== Recorded data

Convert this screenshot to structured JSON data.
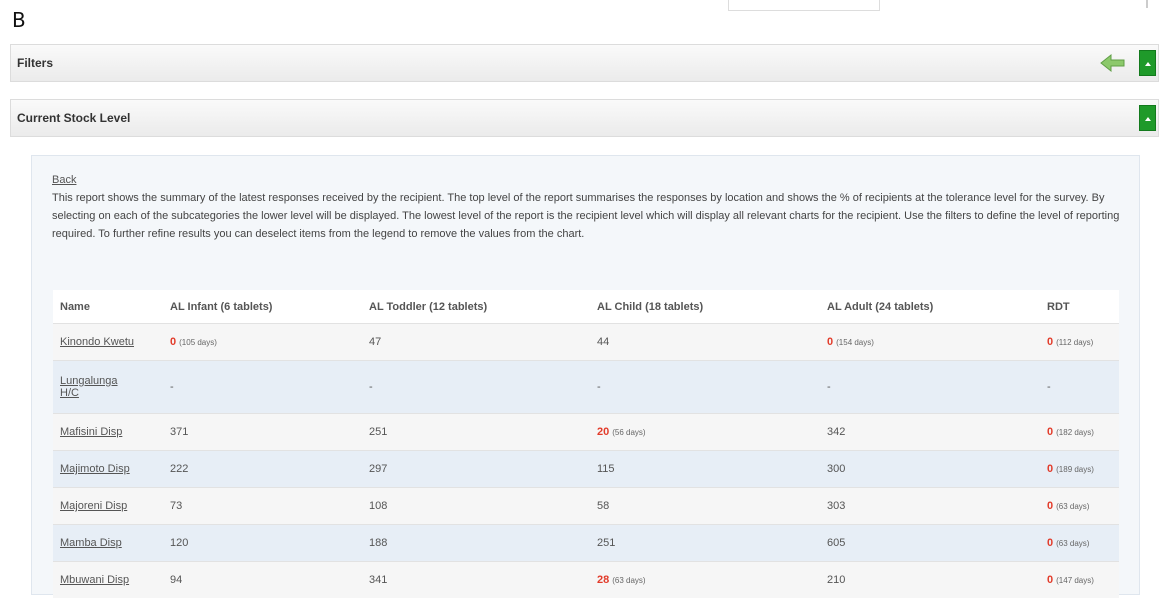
{
  "figure_label": "B",
  "filters_panel": {
    "title": "Filters"
  },
  "stock_panel": {
    "title": "Current Stock Level"
  },
  "report": {
    "back_label": "Back",
    "description": "This report shows the summary of the latest responses received by the recipient. The top level of the report summarises the responses by location and shows the % of recipients at the tolerance level for the survey. By selecting on each of the subcategories the lower level will be displayed. The lowest level of the report is the recipient level which will display all relevant charts for the recipient. Use the filters to define the level of reporting required. To further refine results you can deselect items from the legend to remove the values from the chart."
  },
  "table": {
    "headers": [
      "Name",
      "AL Infant (6 tablets)",
      "AL Toddler (12 tablets)",
      "AL Child (18 tablets)",
      "AL Adult (24 tablets)",
      "RDT"
    ],
    "rows": [
      {
        "name": "Kinondo Kwetu",
        "cells": [
          {
            "value": "0",
            "days": "(105 days)",
            "alert": true
          },
          {
            "value": "47",
            "days": "",
            "alert": false
          },
          {
            "value": "44",
            "days": "",
            "alert": false
          },
          {
            "value": "0",
            "days": "(154 days)",
            "alert": true
          },
          {
            "value": "0",
            "days": "(112 days)",
            "alert": true
          }
        ]
      },
      {
        "name": "Lungalunga H/C",
        "cells": [
          {
            "value": "-",
            "days": "",
            "alert": false
          },
          {
            "value": "-",
            "days": "",
            "alert": false
          },
          {
            "value": "-",
            "days": "",
            "alert": false
          },
          {
            "value": "-",
            "days": "",
            "alert": false
          },
          {
            "value": "-",
            "days": "",
            "alert": false
          }
        ]
      },
      {
        "name": "Mafisini Disp",
        "cells": [
          {
            "value": "371",
            "days": "",
            "alert": false
          },
          {
            "value": "251",
            "days": "",
            "alert": false
          },
          {
            "value": "20",
            "days": "(56 days)",
            "alert": true
          },
          {
            "value": "342",
            "days": "",
            "alert": false
          },
          {
            "value": "0",
            "days": "(182 days)",
            "alert": true
          }
        ]
      },
      {
        "name": "Majimoto Disp",
        "cells": [
          {
            "value": "222",
            "days": "",
            "alert": false
          },
          {
            "value": "297",
            "days": "",
            "alert": false
          },
          {
            "value": "115",
            "days": "",
            "alert": false
          },
          {
            "value": "300",
            "days": "",
            "alert": false
          },
          {
            "value": "0",
            "days": "(189 days)",
            "alert": true
          }
        ]
      },
      {
        "name": "Majoreni Disp",
        "cells": [
          {
            "value": "73",
            "days": "",
            "alert": false
          },
          {
            "value": "108",
            "days": "",
            "alert": false
          },
          {
            "value": "58",
            "days": "",
            "alert": false
          },
          {
            "value": "303",
            "days": "",
            "alert": false
          },
          {
            "value": "0",
            "days": "(63 days)",
            "alert": true
          }
        ]
      },
      {
        "name": "Mamba Disp",
        "cells": [
          {
            "value": "120",
            "days": "",
            "alert": false
          },
          {
            "value": "188",
            "days": "",
            "alert": false
          },
          {
            "value": "251",
            "days": "",
            "alert": false
          },
          {
            "value": "605",
            "days": "",
            "alert": false
          },
          {
            "value": "0",
            "days": "(63 days)",
            "alert": true
          }
        ]
      },
      {
        "name": "Mbuwani Disp",
        "cells": [
          {
            "value": "94",
            "days": "",
            "alert": false
          },
          {
            "value": "341",
            "days": "",
            "alert": false
          },
          {
            "value": "28",
            "days": "(63 days)",
            "alert": true
          },
          {
            "value": "210",
            "days": "",
            "alert": false
          },
          {
            "value": "0",
            "days": "(147 days)",
            "alert": true
          }
        ]
      }
    ]
  },
  "icons": {
    "back_arrow": "left-arrow-icon",
    "toggle": "caret-up-icon"
  },
  "colors": {
    "toggle_green": "#1f9a2a",
    "alert_red": "#e23b2a",
    "row_alt": "#e7eef6"
  }
}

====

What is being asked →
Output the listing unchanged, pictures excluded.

Exercise result →
Convert this screenshot to structured JSON data.
{
  "figure_label": "B",
  "filters_panel": {
    "title": "Filters"
  },
  "stock_panel": {
    "title": "Current Stock Level"
  },
  "report": {
    "back_label": "Back",
    "description": "This report shows the summary of the latest responses received by the recipient. The top level of the report summarises the responses by location and shows the % of recipients at the tolerance level for the survey. By selecting on each of the subcategories the lower level will be displayed. The lowest level of the report is the recipient level which will display all relevant charts for the recipient. Use the filters to define the level of reporting required. To further refine results you can deselect items from the legend to remove the values from the chart."
  },
  "table": {
    "headers": [
      "Name",
      "AL Infant (6 tablets)",
      "AL Toddler (12 tablets)",
      "AL Child (18 tablets)",
      "AL Adult (24 tablets)",
      "RDT"
    ],
    "rows": [
      {
        "name": "Kinondo Kwetu",
        "cells": [
          {
            "value": "0",
            "days": "(105 days)",
            "alert": true
          },
          {
            "value": "47",
            "days": "",
            "alert": false
          },
          {
            "value": "44",
            "days": "",
            "alert": false
          },
          {
            "value": "0",
            "days": "(154 days)",
            "alert": true
          },
          {
            "value": "0",
            "days": "(112 days)",
            "alert": true
          }
        ]
      },
      {
        "name": "Lungalunga H/C",
        "cells": [
          {
            "value": "-",
            "days": "",
            "alert": false
          },
          {
            "value": "-",
            "days": "",
            "alert": false
          },
          {
            "value": "-",
            "days": "",
            "alert": false
          },
          {
            "value": "-",
            "days": "",
            "alert": false
          },
          {
            "value": "-",
            "days": "",
            "alert": false
          }
        ]
      },
      {
        "name": "Mafisini Disp",
        "cells": [
          {
            "value": "371",
            "days": "",
            "alert": false
          },
          {
            "value": "251",
            "days": "",
            "alert": false
          },
          {
            "value": "20",
            "days": "(56 days)",
            "alert": true
          },
          {
            "value": "342",
            "days": "",
            "alert": false
          },
          {
            "value": "0",
            "days": "(182 days)",
            "alert": true
          }
        ]
      },
      {
        "name": "Majimoto Disp",
        "cells": [
          {
            "value": "222",
            "days": "",
            "alert": false
          },
          {
            "value": "297",
            "days": "",
            "alert": false
          },
          {
            "value": "115",
            "days": "",
            "alert": false
          },
          {
            "value": "300",
            "days": "",
            "alert": false
          },
          {
            "value": "0",
            "days": "(189 days)",
            "alert": true
          }
        ]
      },
      {
        "name": "Majoreni Disp",
        "cells": [
          {
            "value": "73",
            "days": "",
            "alert": false
          },
          {
            "value": "108",
            "days": "",
            "alert": false
          },
          {
            "value": "58",
            "days": "",
            "alert": false
          },
          {
            "value": "303",
            "days": "",
            "alert": false
          },
          {
            "value": "0",
            "days": "(63 days)",
            "alert": true
          }
        ]
      },
      {
        "name": "Mamba Disp",
        "cells": [
          {
            "value": "120",
            "days": "",
            "alert": false
          },
          {
            "value": "188",
            "days": "",
            "alert": false
          },
          {
            "value": "251",
            "days": "",
            "alert": false
          },
          {
            "value": "605",
            "days": "",
            "alert": false
          },
          {
            "value": "0",
            "days": "(63 days)",
            "alert": true
          }
        ]
      },
      {
        "name": "Mbuwani Disp",
        "cells": [
          {
            "value": "94",
            "days": "",
            "alert": false
          },
          {
            "value": "341",
            "days": "",
            "alert": false
          },
          {
            "value": "28",
            "days": "(63 days)",
            "alert": true
          },
          {
            "value": "210",
            "days": "",
            "alert": false
          },
          {
            "value": "0",
            "days": "(147 days)",
            "alert": true
          }
        ]
      }
    ]
  },
  "icons": {
    "back_arrow": "left-arrow-icon",
    "toggle": "caret-up-icon"
  },
  "colors": {
    "toggle_green": "#1f9a2a",
    "alert_red": "#e23b2a",
    "row_alt": "#e7eef6"
  }
}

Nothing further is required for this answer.